DATA
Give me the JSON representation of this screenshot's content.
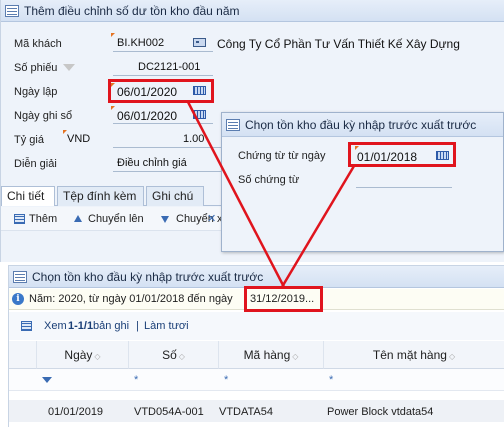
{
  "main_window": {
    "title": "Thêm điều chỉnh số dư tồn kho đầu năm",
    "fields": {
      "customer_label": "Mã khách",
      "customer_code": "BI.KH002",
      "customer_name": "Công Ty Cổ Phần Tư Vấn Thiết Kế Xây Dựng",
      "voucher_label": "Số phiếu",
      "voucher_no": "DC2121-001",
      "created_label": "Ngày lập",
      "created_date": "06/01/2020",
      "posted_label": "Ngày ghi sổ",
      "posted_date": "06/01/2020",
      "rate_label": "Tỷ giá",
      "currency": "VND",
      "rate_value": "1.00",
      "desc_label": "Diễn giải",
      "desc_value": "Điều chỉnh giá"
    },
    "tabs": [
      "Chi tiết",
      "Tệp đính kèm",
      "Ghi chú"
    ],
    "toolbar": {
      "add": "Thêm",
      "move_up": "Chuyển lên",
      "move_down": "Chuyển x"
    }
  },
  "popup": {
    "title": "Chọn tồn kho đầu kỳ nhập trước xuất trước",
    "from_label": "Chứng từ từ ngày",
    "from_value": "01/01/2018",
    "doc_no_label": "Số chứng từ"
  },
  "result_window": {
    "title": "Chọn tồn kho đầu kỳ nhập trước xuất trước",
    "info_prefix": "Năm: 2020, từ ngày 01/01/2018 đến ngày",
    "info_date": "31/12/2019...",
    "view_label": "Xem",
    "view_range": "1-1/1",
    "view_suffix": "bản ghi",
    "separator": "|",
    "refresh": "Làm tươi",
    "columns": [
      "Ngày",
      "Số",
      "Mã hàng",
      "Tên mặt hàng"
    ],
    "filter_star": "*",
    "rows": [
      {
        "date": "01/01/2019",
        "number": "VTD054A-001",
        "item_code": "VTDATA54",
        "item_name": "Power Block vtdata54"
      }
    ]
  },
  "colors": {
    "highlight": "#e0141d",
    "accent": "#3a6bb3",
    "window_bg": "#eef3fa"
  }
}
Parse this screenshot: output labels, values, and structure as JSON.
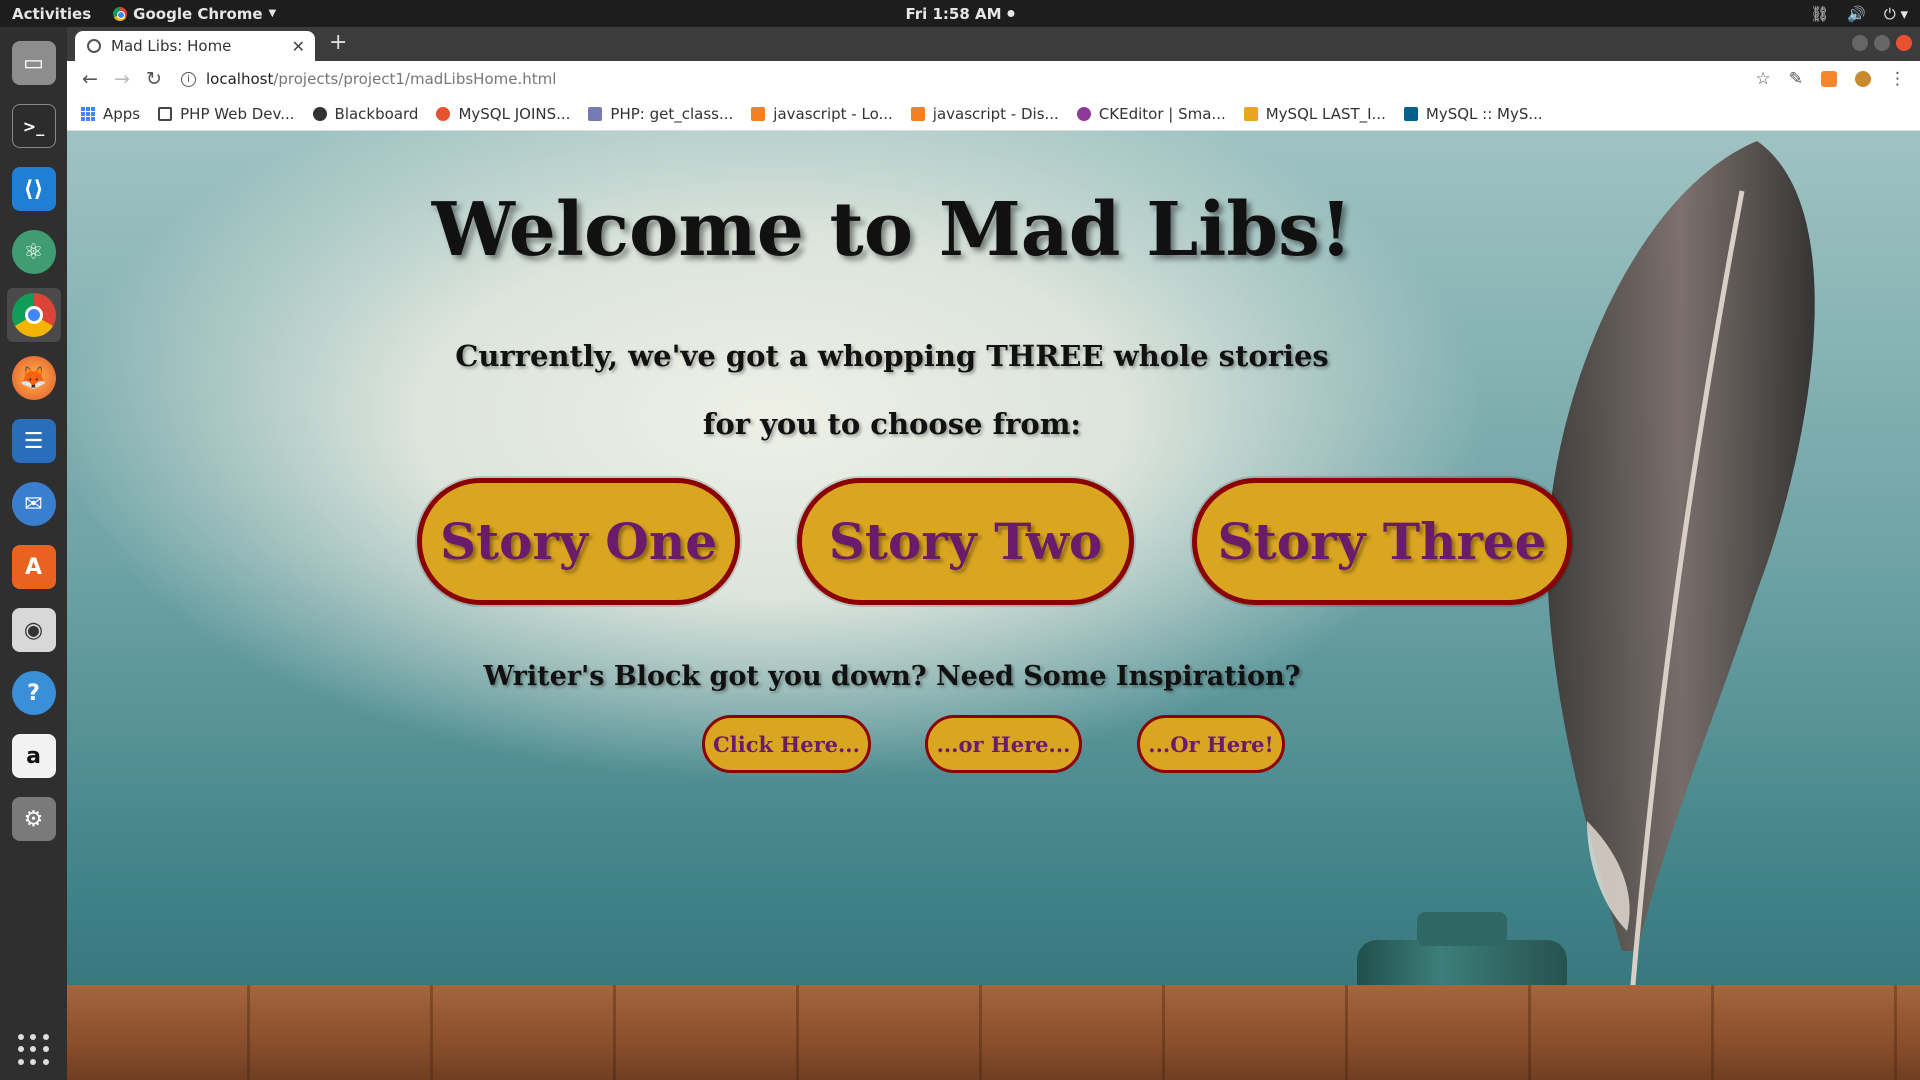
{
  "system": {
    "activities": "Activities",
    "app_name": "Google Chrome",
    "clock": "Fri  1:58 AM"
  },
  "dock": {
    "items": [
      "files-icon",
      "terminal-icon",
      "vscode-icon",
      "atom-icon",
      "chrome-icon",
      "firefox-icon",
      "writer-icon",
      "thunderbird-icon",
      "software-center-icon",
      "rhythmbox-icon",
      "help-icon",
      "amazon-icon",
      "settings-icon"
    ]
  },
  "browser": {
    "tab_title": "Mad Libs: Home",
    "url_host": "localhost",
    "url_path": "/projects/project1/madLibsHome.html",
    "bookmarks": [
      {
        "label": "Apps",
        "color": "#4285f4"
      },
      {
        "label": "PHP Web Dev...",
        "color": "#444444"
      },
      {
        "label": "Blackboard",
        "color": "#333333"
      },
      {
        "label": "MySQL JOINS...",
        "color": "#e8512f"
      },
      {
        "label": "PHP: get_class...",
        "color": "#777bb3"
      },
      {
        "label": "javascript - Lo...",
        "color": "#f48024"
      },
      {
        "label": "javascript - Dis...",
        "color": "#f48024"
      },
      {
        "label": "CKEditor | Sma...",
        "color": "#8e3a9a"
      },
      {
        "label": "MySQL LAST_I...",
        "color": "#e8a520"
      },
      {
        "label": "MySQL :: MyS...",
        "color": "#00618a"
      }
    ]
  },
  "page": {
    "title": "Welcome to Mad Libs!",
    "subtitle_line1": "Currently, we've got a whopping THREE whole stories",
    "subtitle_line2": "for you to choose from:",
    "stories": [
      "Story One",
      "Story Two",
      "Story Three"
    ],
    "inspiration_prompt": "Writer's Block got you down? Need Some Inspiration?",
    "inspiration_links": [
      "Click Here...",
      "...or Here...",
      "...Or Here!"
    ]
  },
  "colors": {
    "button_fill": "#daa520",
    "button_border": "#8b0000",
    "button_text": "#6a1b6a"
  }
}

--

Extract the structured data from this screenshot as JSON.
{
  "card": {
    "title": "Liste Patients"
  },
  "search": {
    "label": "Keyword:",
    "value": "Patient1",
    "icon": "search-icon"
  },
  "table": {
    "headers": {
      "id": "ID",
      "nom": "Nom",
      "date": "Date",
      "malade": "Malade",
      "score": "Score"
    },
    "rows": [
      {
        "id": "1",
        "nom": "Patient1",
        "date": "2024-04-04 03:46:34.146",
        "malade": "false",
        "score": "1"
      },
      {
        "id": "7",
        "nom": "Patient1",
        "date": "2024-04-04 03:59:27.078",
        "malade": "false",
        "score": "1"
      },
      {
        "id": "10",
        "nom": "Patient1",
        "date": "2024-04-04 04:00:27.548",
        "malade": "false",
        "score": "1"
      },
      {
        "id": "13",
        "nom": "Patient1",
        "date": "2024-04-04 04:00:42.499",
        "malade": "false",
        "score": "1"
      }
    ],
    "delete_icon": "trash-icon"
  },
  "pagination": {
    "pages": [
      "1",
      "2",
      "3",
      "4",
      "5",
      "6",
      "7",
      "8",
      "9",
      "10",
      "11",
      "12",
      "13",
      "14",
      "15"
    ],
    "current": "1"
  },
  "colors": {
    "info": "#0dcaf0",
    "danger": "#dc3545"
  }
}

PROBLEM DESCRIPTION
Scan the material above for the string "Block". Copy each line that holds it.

ANSWER FOR THIS EXERCISE
        "item_name": "Power Block vtdata54"
    "inspiration_prompt": "Writer's Block got you down? Need Some Inspiration?",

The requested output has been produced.